____ Extracted records
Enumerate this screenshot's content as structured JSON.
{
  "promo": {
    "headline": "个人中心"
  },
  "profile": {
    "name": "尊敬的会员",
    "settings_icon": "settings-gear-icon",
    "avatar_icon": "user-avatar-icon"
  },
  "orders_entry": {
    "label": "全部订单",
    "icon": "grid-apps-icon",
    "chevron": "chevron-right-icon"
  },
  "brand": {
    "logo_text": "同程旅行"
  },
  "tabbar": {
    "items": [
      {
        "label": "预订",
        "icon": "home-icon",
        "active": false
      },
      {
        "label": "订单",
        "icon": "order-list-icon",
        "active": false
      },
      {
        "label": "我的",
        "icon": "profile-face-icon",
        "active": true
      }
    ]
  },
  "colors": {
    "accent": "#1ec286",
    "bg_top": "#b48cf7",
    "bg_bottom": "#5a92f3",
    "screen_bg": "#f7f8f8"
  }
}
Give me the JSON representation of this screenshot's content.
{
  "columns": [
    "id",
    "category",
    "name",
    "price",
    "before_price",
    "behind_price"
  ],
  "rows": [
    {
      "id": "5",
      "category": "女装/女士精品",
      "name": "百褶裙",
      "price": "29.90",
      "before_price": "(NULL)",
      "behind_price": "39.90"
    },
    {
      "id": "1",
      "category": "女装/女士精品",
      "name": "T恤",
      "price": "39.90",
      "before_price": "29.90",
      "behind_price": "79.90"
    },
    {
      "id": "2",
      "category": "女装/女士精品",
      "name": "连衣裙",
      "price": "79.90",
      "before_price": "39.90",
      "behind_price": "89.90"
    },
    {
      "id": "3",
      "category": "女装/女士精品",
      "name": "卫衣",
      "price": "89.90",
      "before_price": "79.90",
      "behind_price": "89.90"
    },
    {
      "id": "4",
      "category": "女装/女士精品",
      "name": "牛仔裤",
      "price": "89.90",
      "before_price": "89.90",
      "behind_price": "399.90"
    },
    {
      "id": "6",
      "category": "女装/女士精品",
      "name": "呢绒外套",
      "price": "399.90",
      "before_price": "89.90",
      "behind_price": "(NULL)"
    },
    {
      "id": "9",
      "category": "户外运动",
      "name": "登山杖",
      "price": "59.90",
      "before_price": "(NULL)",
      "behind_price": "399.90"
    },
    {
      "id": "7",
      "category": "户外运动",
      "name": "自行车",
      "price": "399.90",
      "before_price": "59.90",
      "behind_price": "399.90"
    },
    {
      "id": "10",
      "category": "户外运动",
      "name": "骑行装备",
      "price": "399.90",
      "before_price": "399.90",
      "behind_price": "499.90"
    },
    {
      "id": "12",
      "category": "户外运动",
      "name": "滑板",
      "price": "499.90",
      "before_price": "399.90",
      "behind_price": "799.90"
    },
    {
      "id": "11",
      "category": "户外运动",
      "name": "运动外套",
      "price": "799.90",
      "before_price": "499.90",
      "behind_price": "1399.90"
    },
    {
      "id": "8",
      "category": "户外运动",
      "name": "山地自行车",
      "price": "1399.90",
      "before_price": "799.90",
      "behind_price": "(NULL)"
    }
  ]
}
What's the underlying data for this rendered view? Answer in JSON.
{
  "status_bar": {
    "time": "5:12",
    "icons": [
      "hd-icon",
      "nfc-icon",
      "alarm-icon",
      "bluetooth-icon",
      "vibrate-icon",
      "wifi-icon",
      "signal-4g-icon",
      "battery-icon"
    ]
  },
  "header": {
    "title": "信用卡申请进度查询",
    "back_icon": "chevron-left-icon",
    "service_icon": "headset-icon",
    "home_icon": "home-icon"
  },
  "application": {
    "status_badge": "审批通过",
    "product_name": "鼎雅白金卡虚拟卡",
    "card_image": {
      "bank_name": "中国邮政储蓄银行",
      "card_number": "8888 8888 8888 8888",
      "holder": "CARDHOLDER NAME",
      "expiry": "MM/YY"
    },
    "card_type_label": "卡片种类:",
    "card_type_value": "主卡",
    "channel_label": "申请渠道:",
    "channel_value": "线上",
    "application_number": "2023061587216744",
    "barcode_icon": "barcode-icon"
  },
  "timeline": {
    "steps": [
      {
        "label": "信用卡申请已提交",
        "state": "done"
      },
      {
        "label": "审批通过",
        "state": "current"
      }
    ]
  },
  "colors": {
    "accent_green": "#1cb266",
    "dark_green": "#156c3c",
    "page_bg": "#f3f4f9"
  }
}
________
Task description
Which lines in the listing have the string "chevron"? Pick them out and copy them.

Output of the task
    "chevron": "chevron-right-icon"
    "back_icon": "chevron-left-icon",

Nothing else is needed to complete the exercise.